But, he did see snow for the first time in his life this season.
• Unheralded right-hander Sixto Sanchez is a big reason the Gulf Coast League Phillies (21-10) have the second-best record in the 17-team league after roughly a month of play.
Sanchez celebrated his 18th birthday on Friday by extending his scoreless innings streak to 21 by delivering six shutout frames against the GCL Blue Jays in Clearwater. Sanchez has struck out 14 and walked four in those 21 innings, over a five-game span.
General manager Matt Klentak volunteered Sanchez’s name as one of the pleasant surprises on a somewhat star-studded roster in the GCL (first overall pick Mickey Moniak and $4 million Dominican Jhailyn Ortiz are among those on the roster.

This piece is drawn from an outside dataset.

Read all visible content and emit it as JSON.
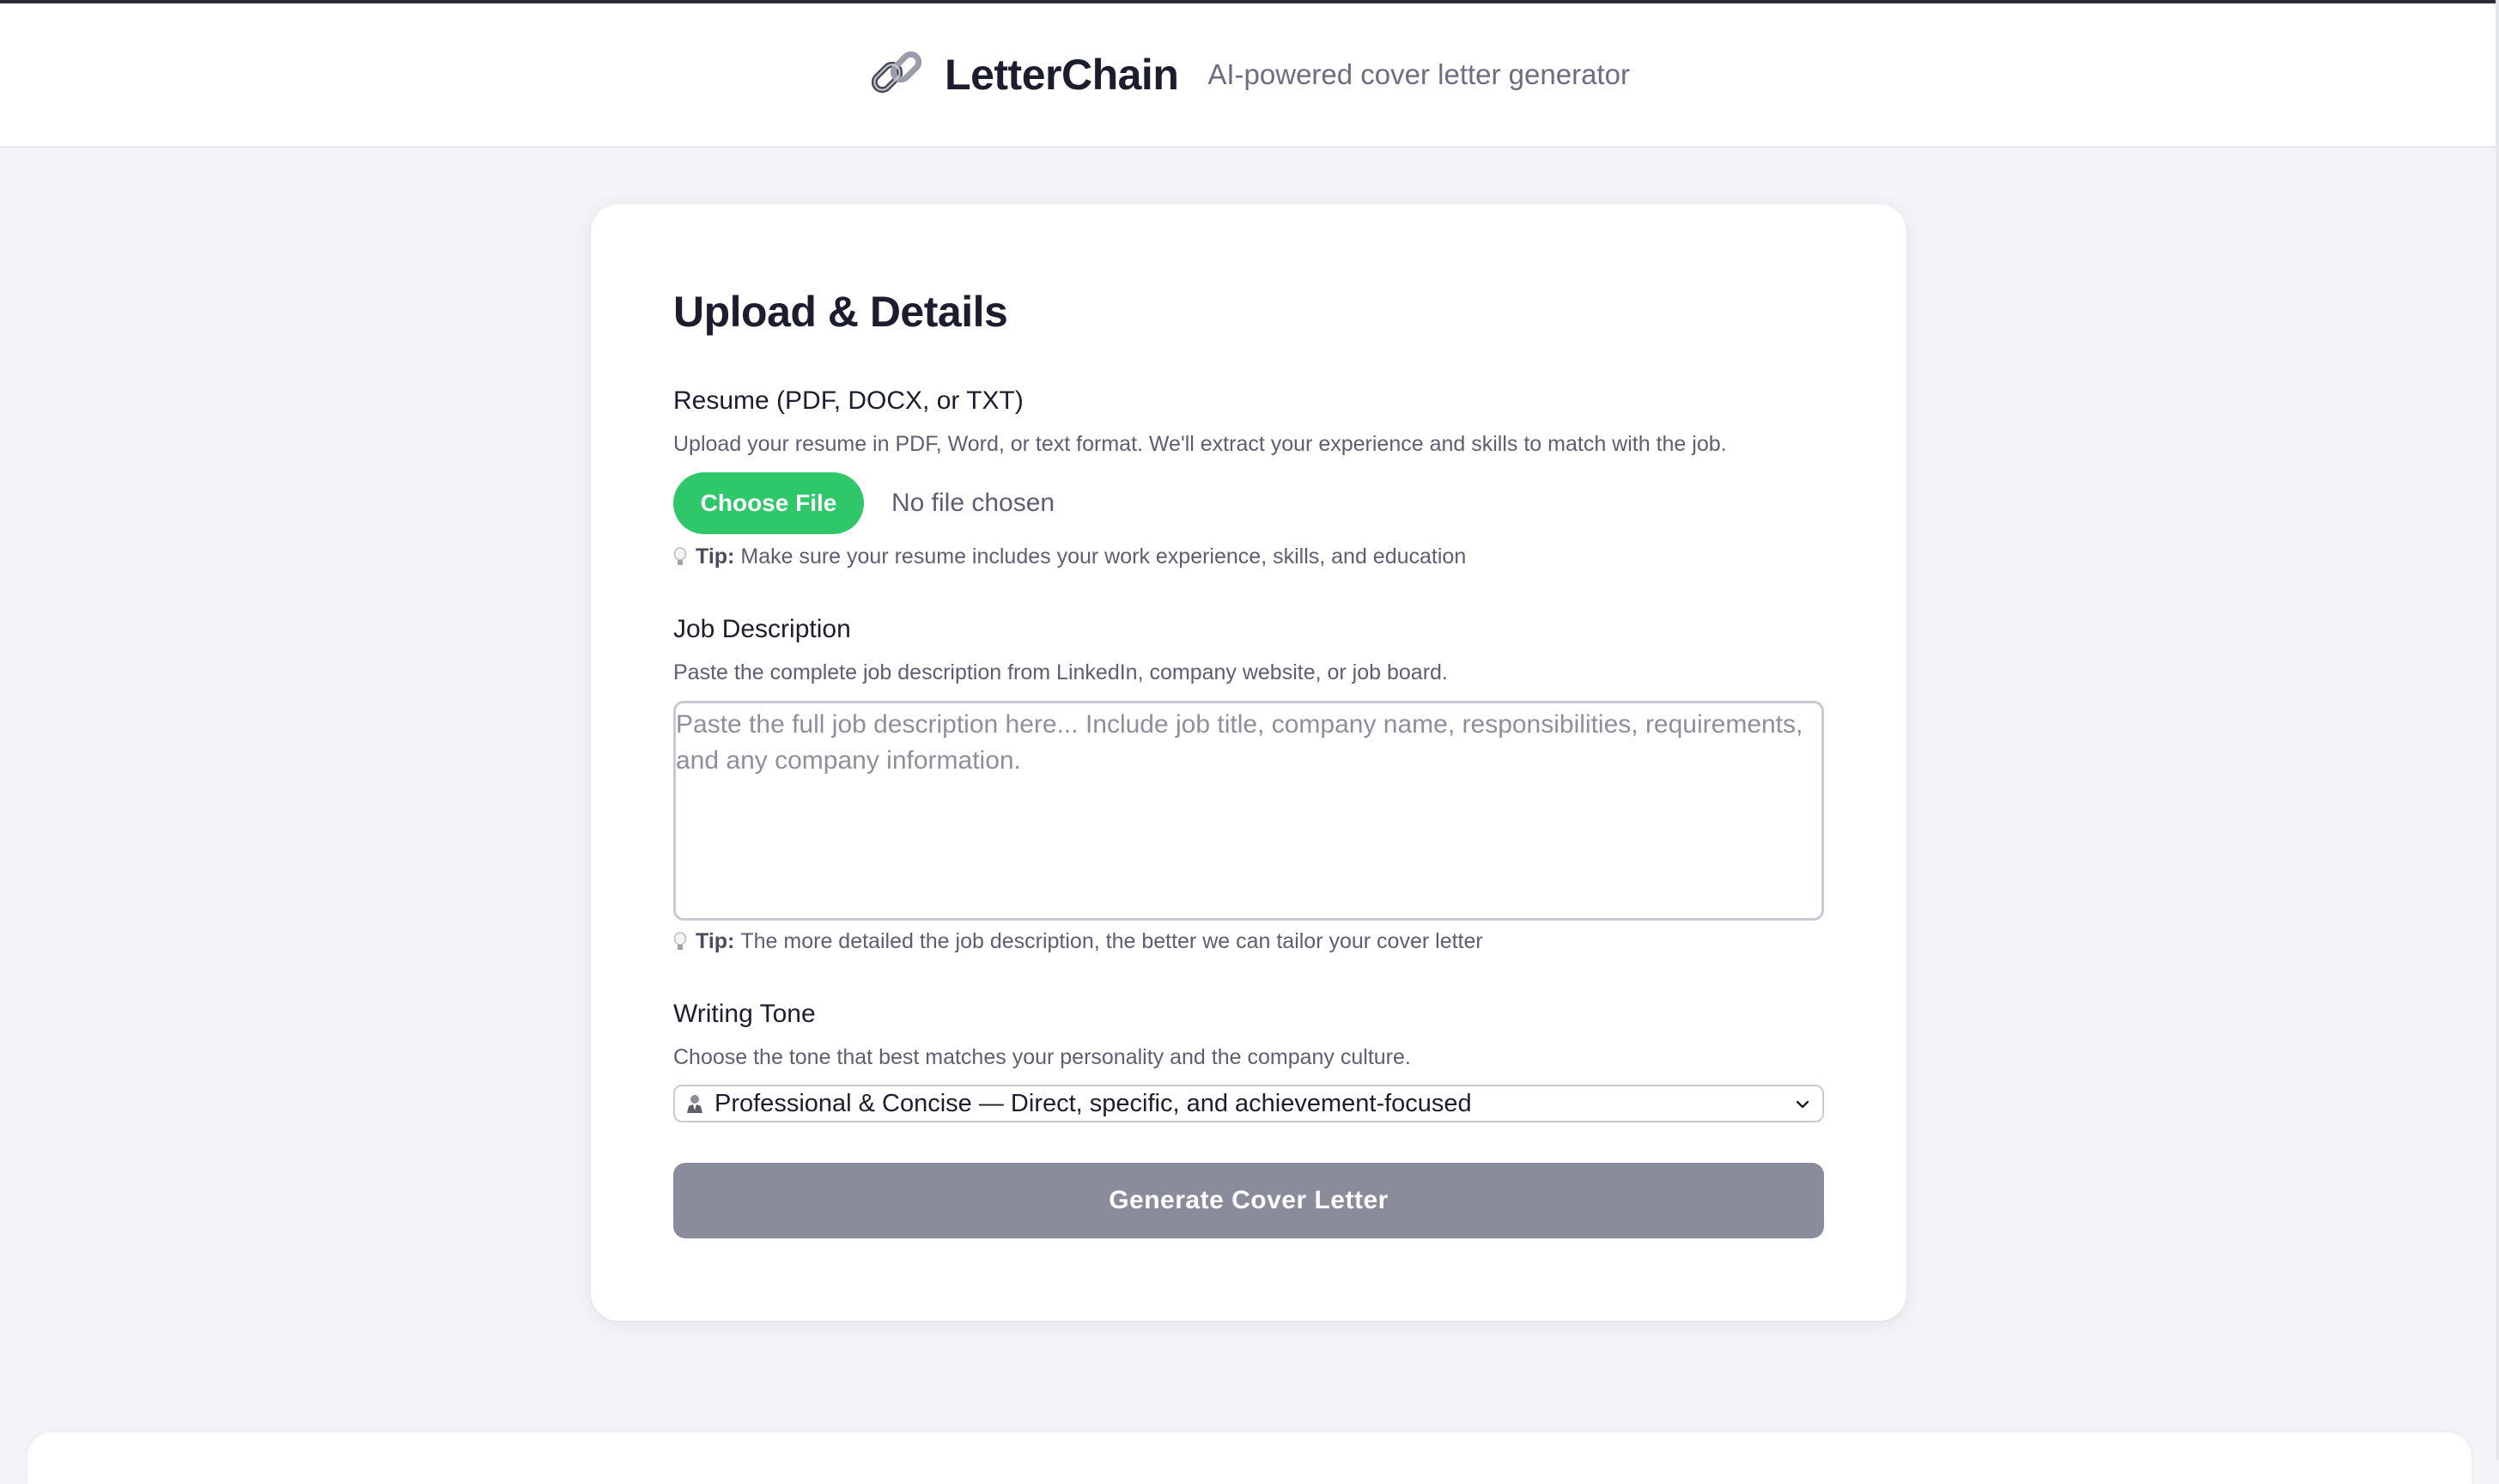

Sanchez, listed at 5-10 and 160 pounds, was not among the high-profile names to sign out of the Dominican.
He has a long way to go, obviously, but if Sanchez makes it to the big leagues he would be just the second “Sixto” to ever play in Major League Baseball, joining Sixto Lezcano, the former Phillie who hit a home run in the decisive game of the 1983 NLCS against the Los Angeles Dodgers … and was clearly one of the best names for Hall of Fame broadcaster Harry Kalas to say aloud.
• Left-handers Ranger Suarez and Denny Martinez also had fairly successful weeks in their respective leagues: both threw seven no-hit innings on Tuesday.
Suarez, a 20-year-old Venezuelan, pitched a seven-inning, complete game no-hitter when he struck out five of the 20 batters he faced and walked just one in the first game of a doubleheader against the Auburn Doubledays at short-season Williamsport.
On the same afternoon in the Dominican Summer League, the 19-year-old Martinez (also Venezuelan) didn’t allow a baserunner in seven innings. Martinez struck out eight of the 21 batters he faced but was replaced with Victor Sobil (who earned the save) for the game’s final two innings.
• Adonis Medina, Suarez’s rotation mate in Williamsport, nearly had a no-hitter of his own a month ago: he lost it with one out in the ninth at Auburn on June 27. Medina, rated the 8th-best prospect in the Phillies system by Baseball America, took a 4-0 record with a 1.14 ERA after seven games into his start on Friday night against the State College Spikes.
Medina has allowed just 19 hits in 39 1/3 innings at Williamsport; his 0.763 WHIP is the best in the New York-Penn League among pitchers with at least six starts.
(Note: this video is from a year ago when Medina was in the GCL).